RECORD EXCERPTS:
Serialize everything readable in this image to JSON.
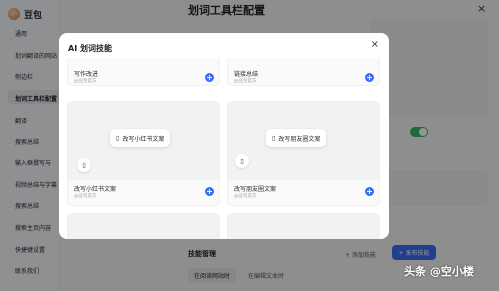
{
  "app": {
    "name": "豆包"
  },
  "sidebar": {
    "items": [
      {
        "label": "通用"
      },
      {
        "label": "划词翻译的网站"
      },
      {
        "label": "侧边栏"
      },
      {
        "label": "划词工具栏配置",
        "active": true
      },
      {
        "label": "翻译"
      },
      {
        "label": "搜索总结"
      },
      {
        "label": "输入框撰写与"
      },
      {
        "label": "视频总结与字幕"
      },
      {
        "label": "搜索总结"
      },
      {
        "label": "搜索主页内容"
      },
      {
        "label": "快捷键设置"
      },
      {
        "label": "联系我们"
      }
    ]
  },
  "page": {
    "title": "划词工具栏配置",
    "close": "×"
  },
  "skills": {
    "title": "技能管理",
    "add_link": "+ 添加技能",
    "publish": "+ 发布技能",
    "tabs": [
      "在阅读网站时",
      "在编辑文本时"
    ]
  },
  "modal": {
    "title": "AI 划词技能",
    "close": "×",
    "tiles": [
      {
        "name": "写作改进",
        "by": "@豆包官方",
        "chip": ""
      },
      {
        "name": "链接总结",
        "by": "@豆包官方",
        "chip": ""
      },
      {
        "name": "改写小红书文案",
        "by": "@豆包官方",
        "chip": "改写小红书文案"
      },
      {
        "name": "改写朋友圈文案",
        "by": "@豆包官方",
        "chip": "改写朋友圈文案"
      }
    ]
  },
  "watermark": "头条 @空小楼",
  "colors": {
    "accent": "#3b6cf6",
    "toggle": "#34b56b"
  }
}
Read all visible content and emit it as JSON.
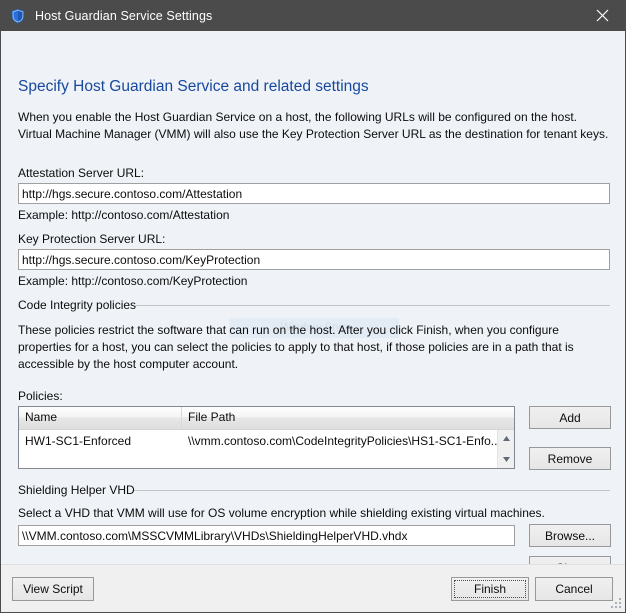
{
  "window": {
    "title": "Host Guardian Service Settings",
    "icon": "shield-icon",
    "close_label": "✕",
    "accent_color": "#17489e",
    "titlebar_color": "#4b4b4b",
    "content_background": "#eff3f7"
  },
  "page": {
    "heading": "Specify Host Guardian Service and related settings",
    "intro_line1": "When you enable the Host Guardian Service on a host, the following URLs will be configured on the host.",
    "intro_line2": "Virtual Machine Manager (VMM) will also use the Key Protection Server URL as the destination for tenant keys."
  },
  "attestation": {
    "label": "Attestation Server URL:",
    "value": "http://hgs.secure.contoso.com/Attestation",
    "placeholder": "",
    "example": "Example: http://contoso.com/Attestation"
  },
  "key_protection": {
    "label": "Key Protection Server URL:",
    "value": "http://hgs.secure.contoso.com/KeyProtection",
    "placeholder": "",
    "example": "Example: http://contoso.com/KeyProtection"
  },
  "code_integrity": {
    "group_title": "Code Integrity policies",
    "description_line1": "These policies restrict the software that can run on the host. After you click Finish, when you configure",
    "description_line2": "properties for a host, you can select the policies to apply to that host, if those policies are in a path that is",
    "description_line3": "accessible by the host computer account.",
    "watermark": "Window Snip",
    "policies_label": "Policies:",
    "columns": [
      "Name",
      "File Path"
    ],
    "rows": [
      {
        "name": "HW1-SC1-Enforced",
        "path": "\\\\vmm.contoso.com\\CodeIntegrityPolicies\\HS1-SC1-Enfo..."
      }
    ],
    "add_label": "Add",
    "remove_label": "Remove",
    "scroll_up_icon": "triangle-up-icon",
    "scroll_down_icon": "triangle-down-icon"
  },
  "shielding_vhd": {
    "group_title": "Shielding Helper VHD",
    "description": "Select a VHD that VMM will use for OS volume encryption while shielding existing virtual machines.",
    "value": "\\\\VMM.contoso.com\\MSSCVMMLibrary\\VHDs\\ShieldingHelperVHD.vhdx",
    "placeholder": "",
    "browse_label": "Browse...",
    "clear_label": "Clear"
  },
  "footer": {
    "view_script_label": "View Script",
    "finish_label": "Finish",
    "cancel_label": "Cancel",
    "resize_grip": "resize-grip-icon"
  }
}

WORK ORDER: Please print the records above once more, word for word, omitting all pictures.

SOLUTION TO THE EXERCISE:
Serialize everything readable in this image to JSON.
{
  "app": {
    "name": "豆包"
  },
  "sidebar": {
    "items": [
      {
        "label": "通用"
      },
      {
        "label": "划词翻译的网站"
      },
      {
        "label": "侧边栏"
      },
      {
        "label": "划词工具栏配置",
        "active": true
      },
      {
        "label": "翻译"
      },
      {
        "label": "搜索总结"
      },
      {
        "label": "输入框撰写与"
      },
      {
        "label": "视频总结与字幕"
      },
      {
        "label": "搜索总结"
      },
      {
        "label": "搜索主页内容"
      },
      {
        "label": "快捷键设置"
      },
      {
        "label": "联系我们"
      }
    ]
  },
  "page": {
    "title": "划词工具栏配置",
    "close": "×"
  },
  "skills": {
    "title": "技能管理",
    "add_link": "+ 添加技能",
    "publish": "+ 发布技能",
    "tabs": [
      "在阅读网站时",
      "在编辑文本时"
    ]
  },
  "modal": {
    "title": "AI 划词技能",
    "close": "×",
    "tiles": [
      {
        "name": "写作改进",
        "by": "@豆包官方",
        "chip": ""
      },
      {
        "name": "链接总结",
        "by": "@豆包官方",
        "chip": ""
      },
      {
        "name": "改写小红书文案",
        "by": "@豆包官方",
        "chip": "改写小红书文案"
      },
      {
        "name": "改写朋友圈文案",
        "by": "@豆包官方",
        "chip": "改写朋友圈文案"
      }
    ]
  },
  "watermark": "头条 @空小楼",
  "colors": {
    "accent": "#3b6cf6",
    "toggle": "#34b56b"
  }
}
Read all visible content and emit it as JSON.
{
  "window": {
    "title": "Host Guardian Service Settings",
    "icon": "shield-icon",
    "close_label": "✕",
    "accent_color": "#17489e",
    "titlebar_color": "#4b4b4b",
    "content_background": "#eff3f7"
  },
  "page": {
    "heading": "Specify Host Guardian Service and related settings",
    "intro_line1": "When you enable the Host Guardian Service on a host, the following URLs will be configured on the host.",
    "intro_line2": "Virtual Machine Manager (VMM) will also use the Key Protection Server URL as the destination for tenant keys."
  },
  "attestation": {
    "label": "Attestation Server URL:",
    "value": "http://hgs.secure.contoso.com/Attestation",
    "placeholder": "",
    "example": "Example: http://contoso.com/Attestation"
  },
  "key_protection": {
    "label": "Key Protection Server URL:",
    "value": "http://hgs.secure.contoso.com/KeyProtection",
    "placeholder": "",
    "example": "Example: http://contoso.com/KeyProtection"
  },
  "code_integrity": {
    "group_title": "Code Integrity policies",
    "description_line1": "These policies restrict the software that can run on the host. After you click Finish, when you configure",
    "description_line2": "properties for a host, you can select the policies to apply to that host, if those policies are in a path that is",
    "description_line3": "accessible by the host computer account.",
    "watermark": "Window Snip",
    "policies_label": "Policies:",
    "columns": [
      "Name",
      "File Path"
    ],
    "rows": [
      {
        "name": "HW1-SC1-Enforced",
        "path": "\\\\vmm.contoso.com\\CodeIntegrityPolicies\\HS1-SC1-Enfo..."
      }
    ],
    "add_label": "Add",
    "remove_label": "Remove",
    "scroll_up_icon": "triangle-up-icon",
    "scroll_down_icon": "triangle-down-icon"
  },
  "shielding_vhd": {
    "group_title": "Shielding Helper VHD",
    "description": "Select a VHD that VMM will use for OS volume encryption while shielding existing virtual machines.",
    "value": "\\\\VMM.contoso.com\\MSSCVMMLibrary\\VHDs\\ShieldingHelperVHD.vhdx",
    "placeholder": "",
    "browse_label": "Browse...",
    "clear_label": "Clear"
  },
  "footer": {
    "view_script_label": "View Script",
    "finish_label": "Finish",
    "cancel_label": "Cancel",
    "resize_grip": "resize-grip-icon"
  }
}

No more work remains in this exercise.